SPRINGFIELD -- State lawmakers elected in November will face a big decision before their terms end -- whether to extend the 2011 income tax hike or let it expire on schedule.
The state's 5 percent personal income tax rate is set to roll back to 3.75 percent on Jan. 1, 2015, unless lawmakers act to extend it. The corporate rate is set to drop, too.
That will be in the closing days of the terms of Illinois House members elected Nov. 6.
The income tax uncertainty also could set up lawmakers elected this fall for a big budget battle in May 2014. With the income tax issue unlikely to be settled by then, lawmakers will have to craft a budget that assumes reduced revenue for half the fiscal year. That could force tough choices about cuts to schools, care for the disabled and other services.
It's a prickly topic for many suburban candidates.
In one of the closest battles for Illinois Senate, for example, Democrat Melinda Bush of Grayslake says the income tax should expire as planned. Her opponent, Republican Joe Neal of Wadsworth, wants the tax hike repealed immediately -- a political impossibility with Gov. Pat Quinn in office.
Running against the largely Democratic-backed tax hike has been a GOP strategy since it was implemented, as Republicans argue families facing their own uncertain financial futures didn't need the extra burden of losing 2 percent more of their incomes to the state.
State Sen. Matt Murphy, a Palatine Republican, was among the lawmakers who immediately tried to have the income tax hike repealed in 2011, filing legislation to do just that.
His opponent, Democrat David Page of Arlington Heights, told the Daily Herald in a questionnaire that he doesn't want the tax increase extended, either.
What makes the issue sticky is that the income tax generates $7 billion a year in a state with a financial future that is far from certain. Illinois has $9 billion in unpaid bills and a yearly payment into teachers' and employees' retirement funds that continues to rise, taking money away from other services like public schools and programs to help the poor.
How the controversial plans to cut pension costs fare in the coming months could go a long way toward determining the state's budget outlook in coming years.
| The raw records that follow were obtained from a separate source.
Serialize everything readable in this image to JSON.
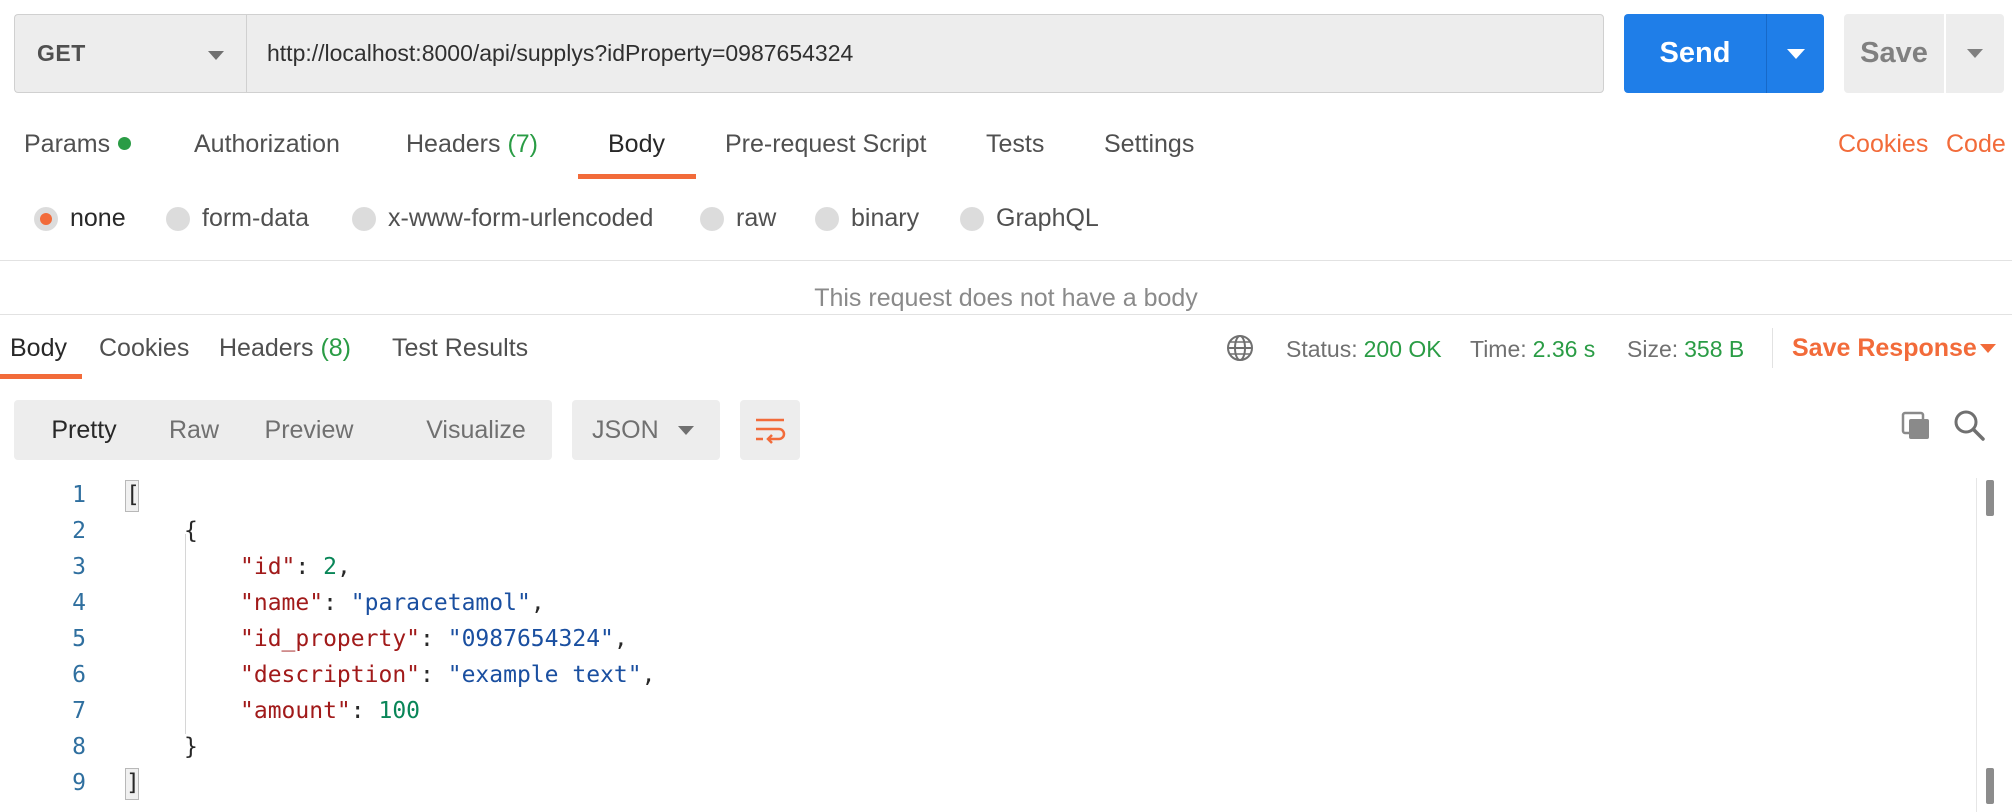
{
  "request": {
    "method": "GET",
    "url": "http://localhost:8000/api/supplys?idProperty=0987654324",
    "send_label": "Send",
    "save_label": "Save"
  },
  "request_tabs": {
    "params": "Params",
    "authorization": "Authorization",
    "headers": "Headers",
    "headers_count": "(7)",
    "body": "Body",
    "pre_request": "Pre-request Script",
    "tests": "Tests",
    "settings": "Settings",
    "active": "Body"
  },
  "links": {
    "cookies": "Cookies",
    "code": "Code"
  },
  "body_types": {
    "none": "none",
    "form_data": "form-data",
    "urlencoded": "x-www-form-urlencoded",
    "raw": "raw",
    "binary": "binary",
    "graphql": "GraphQL",
    "selected": "none"
  },
  "no_body_message": "This request does not have a body",
  "response_tabs": {
    "body": "Body",
    "cookies": "Cookies",
    "headers": "Headers",
    "headers_count": "(8)",
    "test_results": "Test Results",
    "active": "Body"
  },
  "response_meta": {
    "status_label": "Status:",
    "status_value": "200 OK",
    "time_label": "Time:",
    "time_value": "2.36 s",
    "size_label": "Size:",
    "size_value": "358 B",
    "save_response": "Save Response"
  },
  "view_modes": {
    "pretty": "Pretty",
    "raw": "Raw",
    "preview": "Preview",
    "visualize": "Visualize",
    "active": "Pretty",
    "format": "JSON"
  },
  "code": {
    "line_numbers": [
      "1",
      "2",
      "3",
      "4",
      "5",
      "6",
      "7",
      "8",
      "9"
    ],
    "l1": "[",
    "l2": "{",
    "k3": "\"id\"",
    "v3": "2",
    "k4": "\"name\"",
    "v4": "\"paracetamol\"",
    "k5": "\"id_property\"",
    "v5": "\"0987654324\"",
    "k6": "\"description\"",
    "v6": "\"example text\"",
    "k7": "\"amount\"",
    "v7": "100",
    "l8": "}",
    "l9": "]",
    "colon": ": ",
    "comma": ","
  },
  "colors": {
    "accent": "#f26b3a",
    "send_blue": "#1f7ee8",
    "status_green": "#2a9c45"
  },
  "icons": [
    "chevron-down-icon",
    "globe-icon",
    "wrap-lines-icon",
    "copy-icon",
    "search-icon"
  ]
}
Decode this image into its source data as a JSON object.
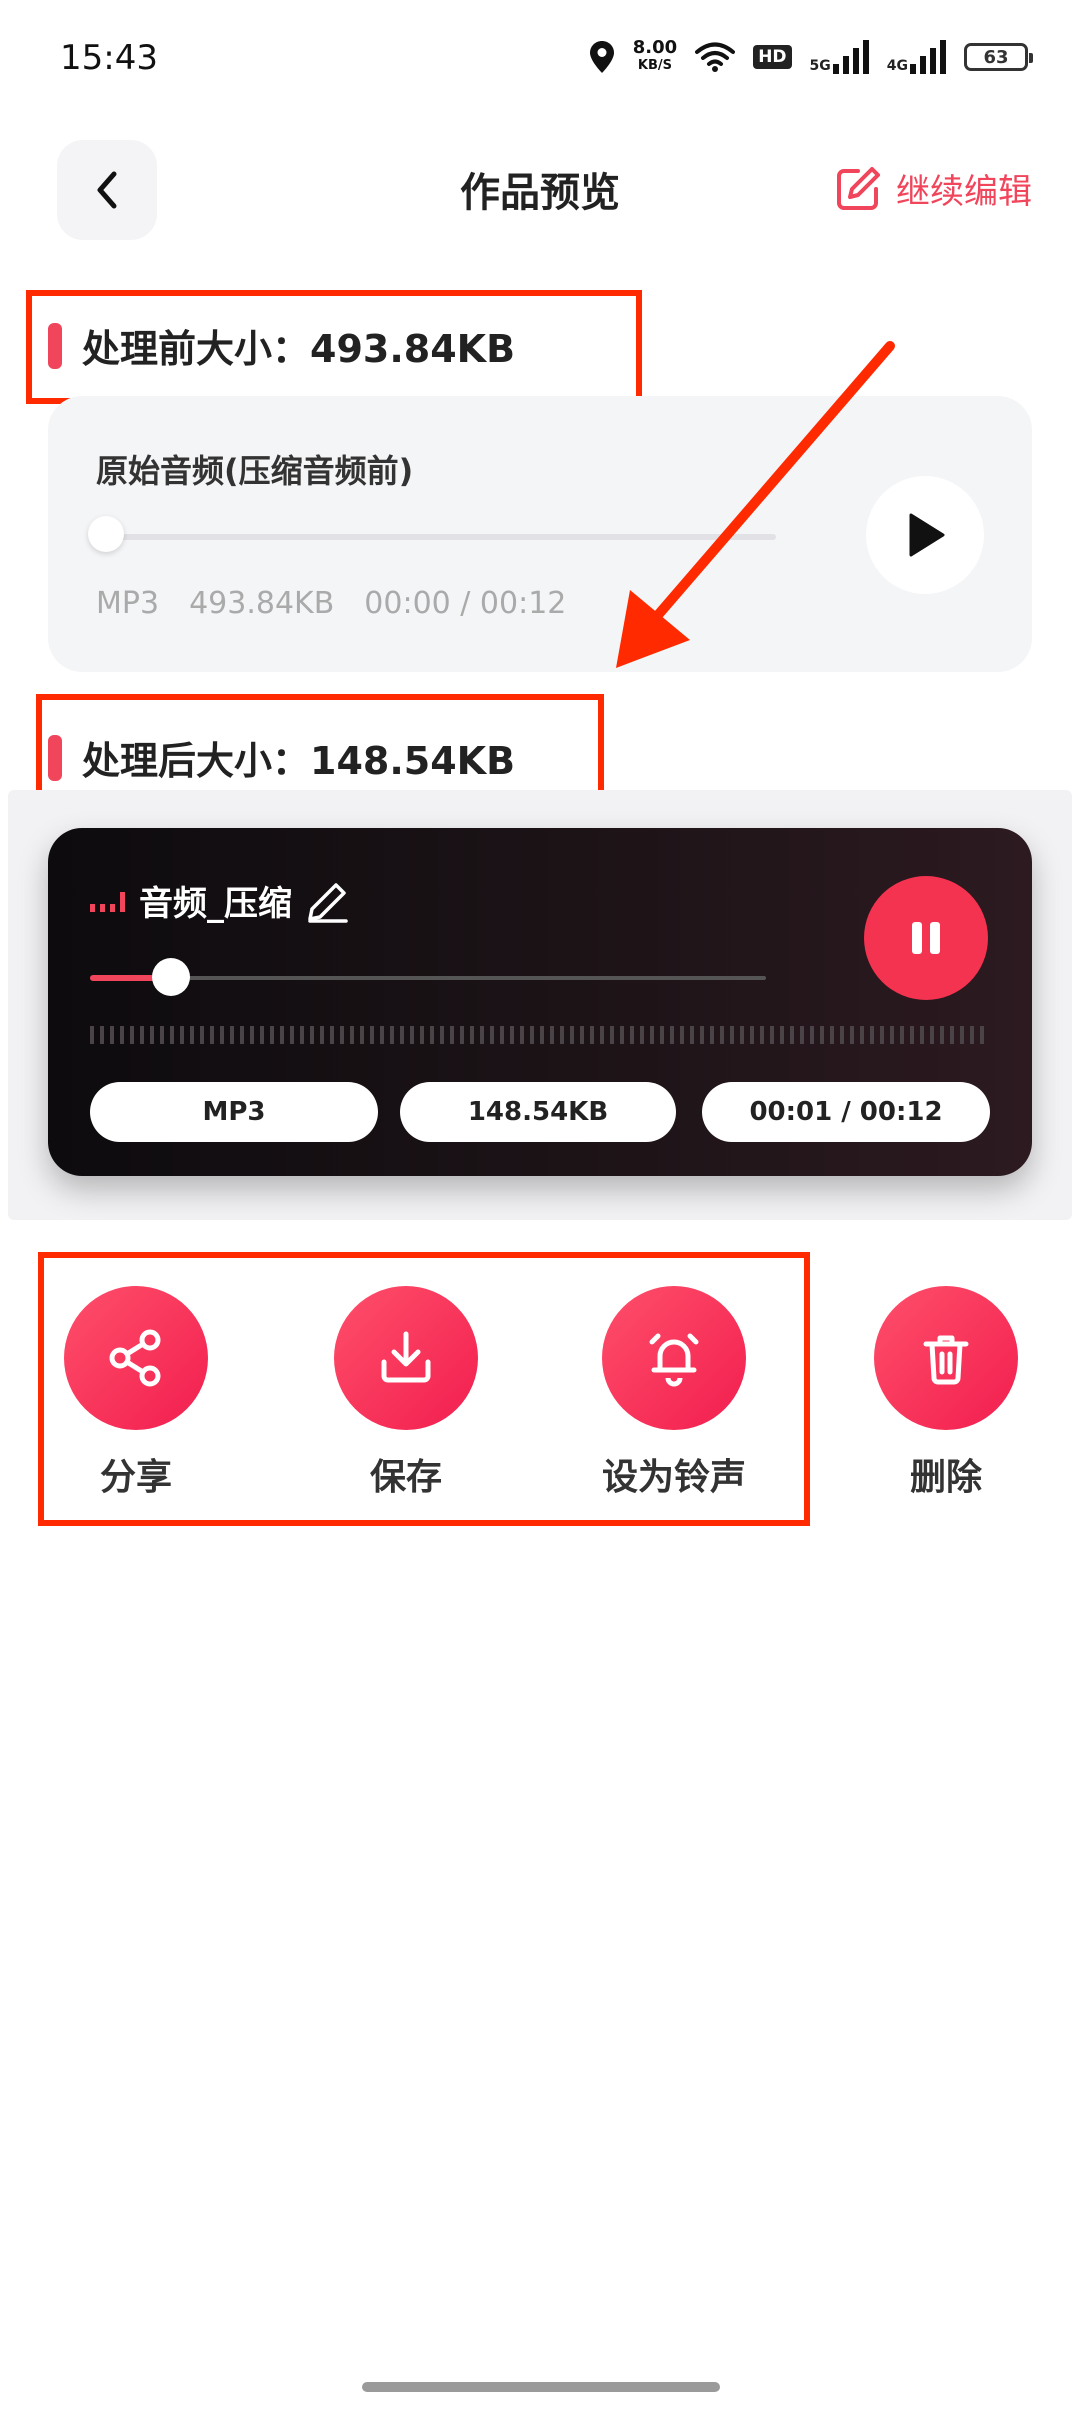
{
  "status_bar": {
    "time": "15:43",
    "net_speed_value": "8.00",
    "net_speed_unit": "KB/S",
    "hd_label": "HD",
    "sig1_label": "5G",
    "sig2_label": "4G",
    "battery": "63"
  },
  "header": {
    "title": "作品预览",
    "continue_edit": "继续编辑"
  },
  "before": {
    "label": "处理前大小：493.84KB",
    "card_title": "原始音频(压缩音频前)",
    "format": "MP3",
    "size": "493.84KB",
    "time": "00:00 / 00:12",
    "progress": 0
  },
  "after": {
    "label": "处理后大小：148.54KB",
    "card_title": "音频_压缩",
    "format": "MP3",
    "size": "148.54KB",
    "time": "00:01 / 00:12",
    "progress": 0.12
  },
  "actions": [
    {
      "label": "分享",
      "icon": "share-icon"
    },
    {
      "label": "保存",
      "icon": "download-icon"
    },
    {
      "label": "设为铃声",
      "icon": "bell-icon"
    },
    {
      "label": "删除",
      "icon": "trash-icon"
    }
  ],
  "colors": {
    "accent": "#f0455b",
    "annotation_red": "#ff2a00"
  }
}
But pension changes are likely to be challenged in court, perhaps keeping the state from seeing any savings for months or even years.
Lawmakers' choice between the income tax and service cuts won't necessarily be black and white, noted Charles N. Wheeler III, a longtime state budget observer at the University of Illinois Springfield.
Lawmakers could opt, for example, to let the income tax hike expire and do something else to bring in more money, such as change sales taxes.
Positions voiced on the campaign trail might not necessarily pan out during an actual vote, especially if the future of the income tax is brought to a vote during the lame duck session -- after the November 2014 election but before the new lawmakers take office in January.
That's what happened in 2011, when lawmakers approved the income tax increase the day before the new class took office. Former state Rep. Mark Walker, an Arlington Heights Democrat, voted for it.
He had lost his race in November 2010 and had said in the campaign he didn't want to raise taxes.
But, Walker said, he noted the state was facing its biggest-ever deficit -- a hole of $15 billion -- and decided it needed more money.
"When it came to the vote on the day, I had to weigh all these different things," he said.